[Start of Attachment]

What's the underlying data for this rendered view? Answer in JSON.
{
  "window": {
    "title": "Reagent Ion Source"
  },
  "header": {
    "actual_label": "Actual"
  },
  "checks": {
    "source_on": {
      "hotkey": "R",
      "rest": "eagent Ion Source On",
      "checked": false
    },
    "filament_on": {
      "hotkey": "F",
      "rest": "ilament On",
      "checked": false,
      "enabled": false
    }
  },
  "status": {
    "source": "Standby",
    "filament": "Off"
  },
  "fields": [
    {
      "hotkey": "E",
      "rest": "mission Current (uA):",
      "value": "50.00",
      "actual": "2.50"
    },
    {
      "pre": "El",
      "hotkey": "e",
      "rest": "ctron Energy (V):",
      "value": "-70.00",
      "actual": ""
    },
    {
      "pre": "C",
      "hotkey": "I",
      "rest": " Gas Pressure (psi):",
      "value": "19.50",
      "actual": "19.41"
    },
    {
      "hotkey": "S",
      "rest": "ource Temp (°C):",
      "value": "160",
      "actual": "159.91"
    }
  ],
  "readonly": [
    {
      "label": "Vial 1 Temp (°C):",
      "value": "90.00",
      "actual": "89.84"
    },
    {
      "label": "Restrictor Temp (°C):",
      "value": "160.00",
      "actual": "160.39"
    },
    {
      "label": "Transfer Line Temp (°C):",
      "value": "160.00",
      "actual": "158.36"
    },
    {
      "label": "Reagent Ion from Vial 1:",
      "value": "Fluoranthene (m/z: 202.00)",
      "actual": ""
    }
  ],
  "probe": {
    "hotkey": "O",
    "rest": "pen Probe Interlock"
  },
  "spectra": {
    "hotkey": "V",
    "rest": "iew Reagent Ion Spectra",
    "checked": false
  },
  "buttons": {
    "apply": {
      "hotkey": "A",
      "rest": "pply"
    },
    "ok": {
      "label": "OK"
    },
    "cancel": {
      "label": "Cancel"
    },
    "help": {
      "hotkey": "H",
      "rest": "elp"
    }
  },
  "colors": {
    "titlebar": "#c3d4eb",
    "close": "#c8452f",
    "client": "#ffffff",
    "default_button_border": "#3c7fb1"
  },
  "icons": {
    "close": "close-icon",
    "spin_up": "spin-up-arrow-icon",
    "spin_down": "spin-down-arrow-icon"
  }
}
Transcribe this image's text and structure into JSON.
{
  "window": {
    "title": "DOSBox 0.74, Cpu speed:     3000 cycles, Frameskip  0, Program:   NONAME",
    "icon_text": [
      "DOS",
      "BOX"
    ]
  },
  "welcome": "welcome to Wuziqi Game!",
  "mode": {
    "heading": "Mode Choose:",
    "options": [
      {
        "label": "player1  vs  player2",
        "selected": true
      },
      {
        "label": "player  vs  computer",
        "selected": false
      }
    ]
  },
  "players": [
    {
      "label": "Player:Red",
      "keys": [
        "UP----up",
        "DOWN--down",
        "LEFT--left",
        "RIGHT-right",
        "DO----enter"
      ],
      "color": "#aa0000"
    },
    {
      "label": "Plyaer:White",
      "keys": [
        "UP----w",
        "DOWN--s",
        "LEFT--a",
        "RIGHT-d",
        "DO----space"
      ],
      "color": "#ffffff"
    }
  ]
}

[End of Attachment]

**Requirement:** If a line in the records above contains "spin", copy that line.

**Worked solution:**
    "spin_up": "spin-up-arrow-icon",
    "spin_down": "spin-down-arrow-icon"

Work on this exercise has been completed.